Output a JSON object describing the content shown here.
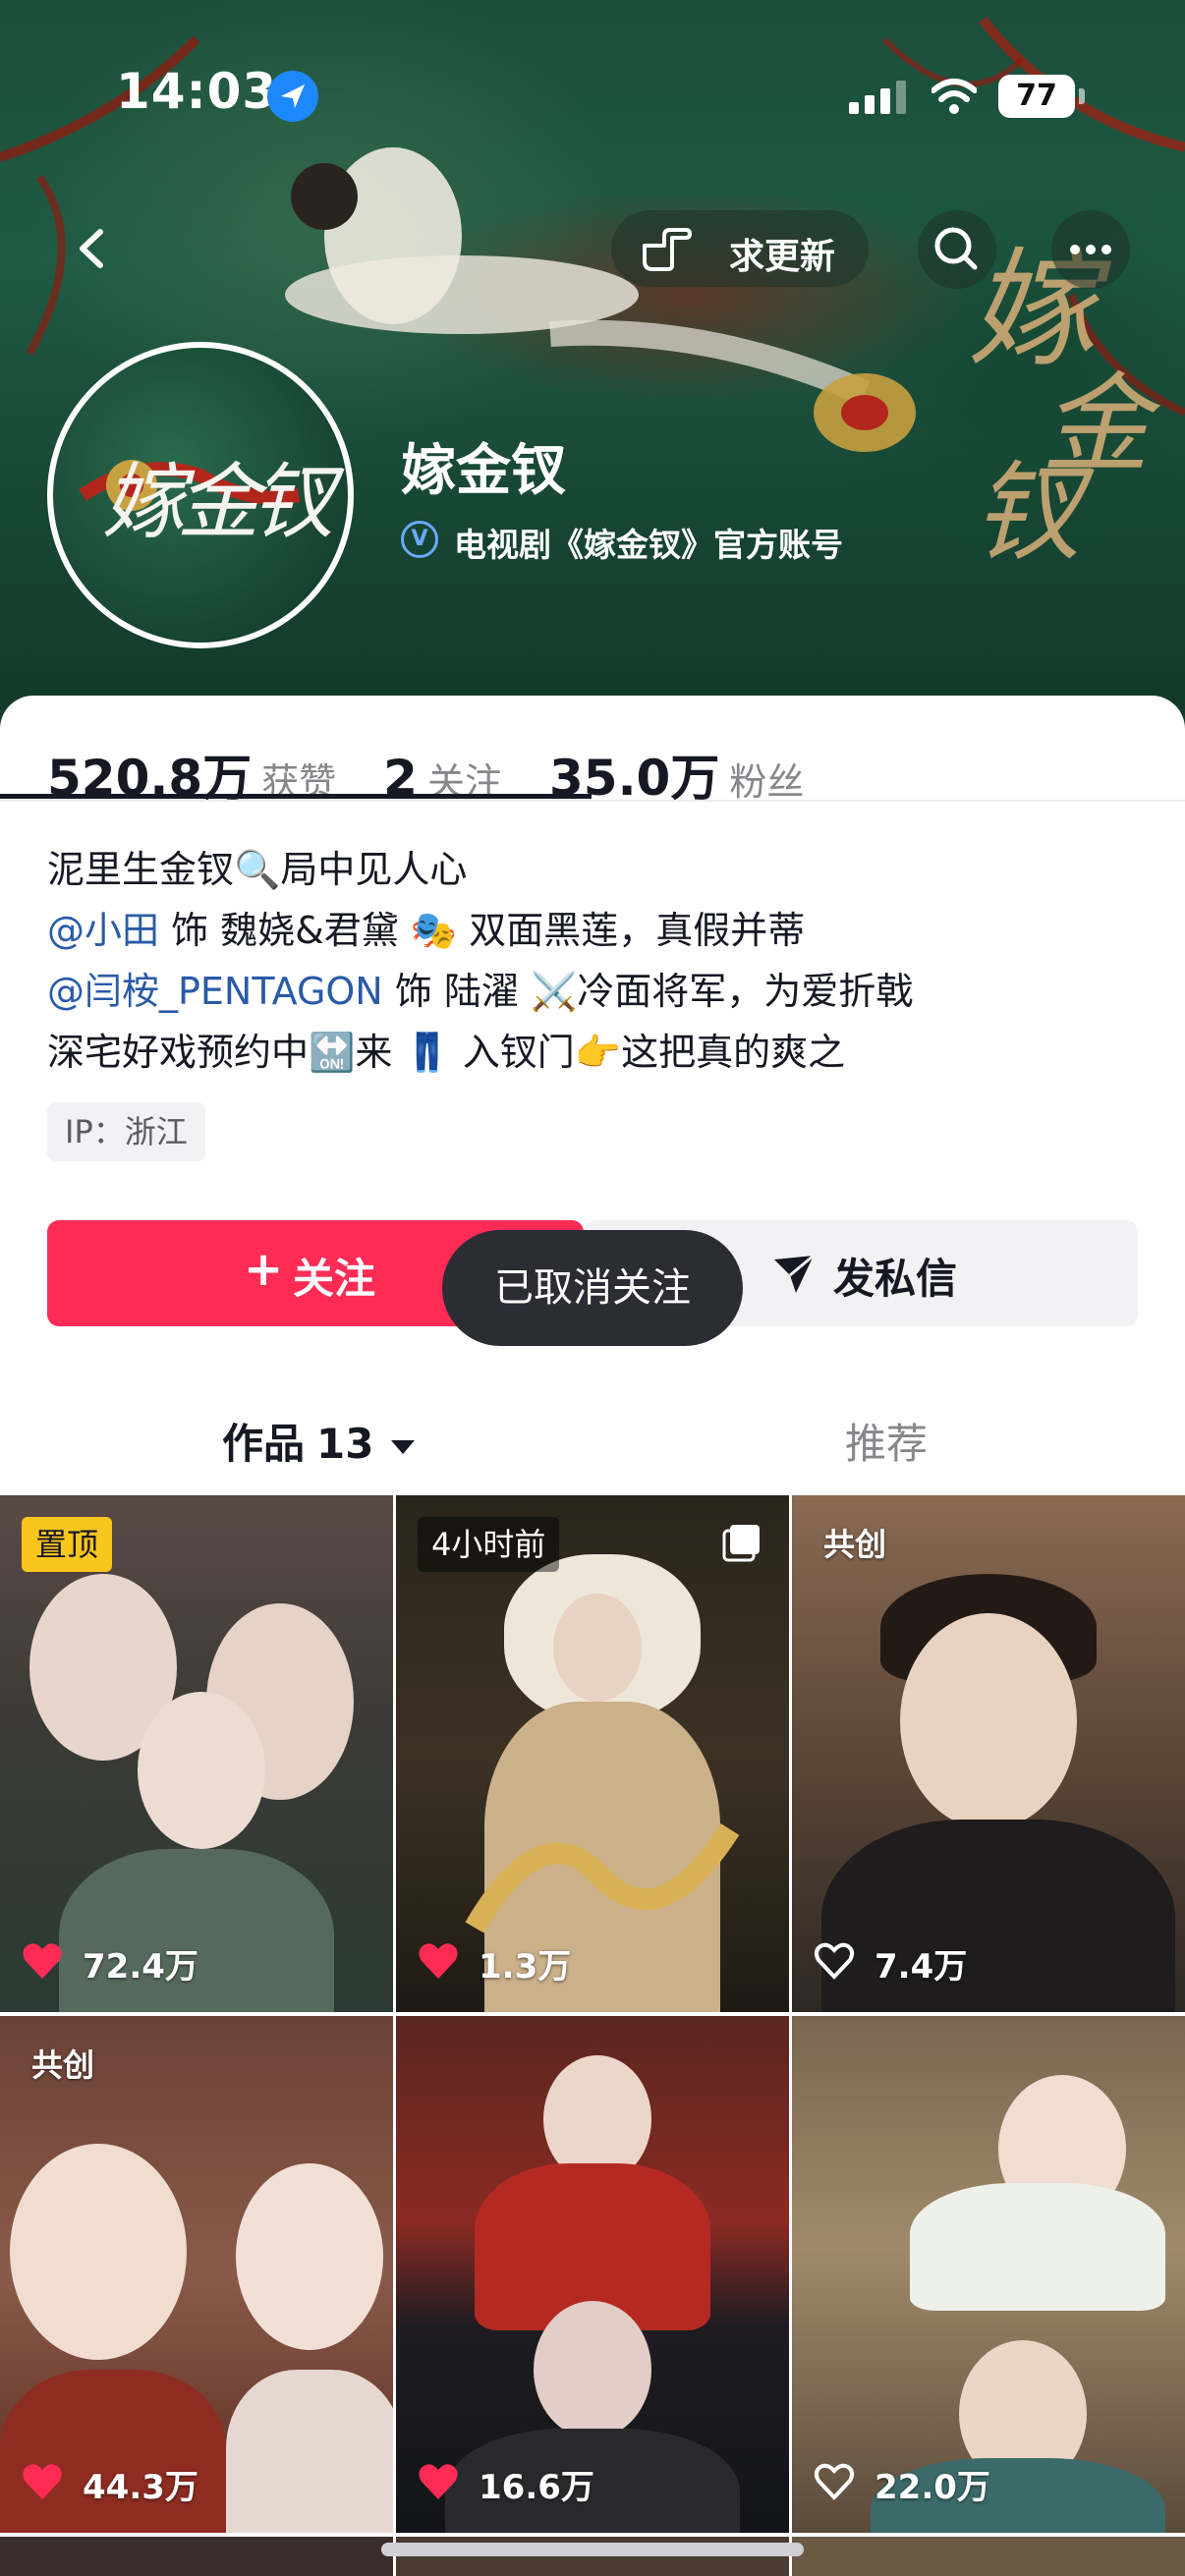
{
  "status_bar": {
    "time": "14:03",
    "battery": "77"
  },
  "nav": {
    "update_label": "求更新"
  },
  "profile": {
    "name": "嫁金钗",
    "avatar_text": "嫁金钗",
    "verify_text": "电视剧《嫁金钗》官方账号",
    "stats": [
      {
        "value": "520.8万",
        "label": "获赞"
      },
      {
        "value": "2",
        "label": "关注"
      },
      {
        "value": "35.0万",
        "label": "粉丝"
      }
    ],
    "bio": {
      "line1": "泥里生金钗🔍局中见人心",
      "line2_mention": "@小田",
      "line2_rest": " 饰 魏娆&君黛 🎭 双面黑莲，真假并蒂",
      "line3_mention": "@闫桉_PENTAGON",
      "line3_rest": " 饰 陆濯 ⚔️冷面将军，为爱折戟",
      "line4": "深宅好戏预约中🔛来 👖 入钗门👉这把真的爽之"
    },
    "ip": "IP：浙江"
  },
  "actions": {
    "follow_label": "关注",
    "follow_plus": "+",
    "message_label": "发私信"
  },
  "toast": "已取消关注",
  "tabs": {
    "works_label": "作品",
    "works_count": "13",
    "recommend_label": "推荐"
  },
  "videos": [
    {
      "badge": "置顶",
      "likes": "72.4万",
      "liked": true
    },
    {
      "badge": "4小时前",
      "likes": "1.3万",
      "liked": true
    },
    {
      "badge": "共创",
      "likes": "7.4万",
      "liked": false
    },
    {
      "badge": "共创",
      "likes": "44.3万",
      "liked": true
    },
    {
      "badge": "",
      "likes": "16.6万",
      "liked": true
    },
    {
      "badge": "",
      "likes": "22.0万",
      "liked": false
    }
  ],
  "colors": {
    "accent": "#fe2c55",
    "pin_badge": "#f8c61d",
    "mention": "#2a5aa8",
    "banner": "#1b4e3a"
  }
}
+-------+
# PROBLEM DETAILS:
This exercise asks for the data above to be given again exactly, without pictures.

# ANSWER AREA:
Output a JSON object describing the content shown here.
{
  "status_bar": {
    "time": "14:03",
    "battery": "77"
  },
  "nav": {
    "update_label": "求更新"
  },
  "profile": {
    "name": "嫁金钗",
    "avatar_text": "嫁金钗",
    "verify_text": "电视剧《嫁金钗》官方账号",
    "stats": [
      {
        "value": "520.8万",
        "label": "获赞"
      },
      {
        "value": "2",
        "label": "关注"
      },
      {
        "value": "35.0万",
        "label": "粉丝"
      }
    ],
    "bio": {
      "line1": "泥里生金钗🔍局中见人心",
      "line2_mention": "@小田",
      "line2_rest": " 饰 魏娆&君黛 🎭 双面黑莲，真假并蒂",
      "line3_mention": "@闫桉_PENTAGON",
      "line3_rest": " 饰 陆濯 ⚔️冷面将军，为爱折戟",
      "line4": "深宅好戏预约中🔛来 👖 入钗门👉这把真的爽之"
    },
    "ip": "IP：浙江"
  },
  "actions": {
    "follow_label": "关注",
    "follow_plus": "+",
    "message_label": "发私信"
  },
  "toast": "已取消关注",
  "tabs": {
    "works_label": "作品",
    "works_count": "13",
    "recommend_label": "推荐"
  },
  "videos": [
    {
      "badge": "置顶",
      "likes": "72.4万",
      "liked": true
    },
    {
      "badge": "4小时前",
      "likes": "1.3万",
      "liked": true
    },
    {
      "badge": "共创",
      "likes": "7.4万",
      "liked": false
    },
    {
      "badge": "共创",
      "likes": "44.3万",
      "liked": true
    },
    {
      "badge": "",
      "likes": "16.6万",
      "liked": true
    },
    {
      "badge": "",
      "likes": "22.0万",
      "liked": false
    }
  ],
  "colors": {
    "accent": "#fe2c55",
    "pin_badge": "#f8c61d",
    "mention": "#2a5aa8",
    "banner": "#1b4e3a"
  }
}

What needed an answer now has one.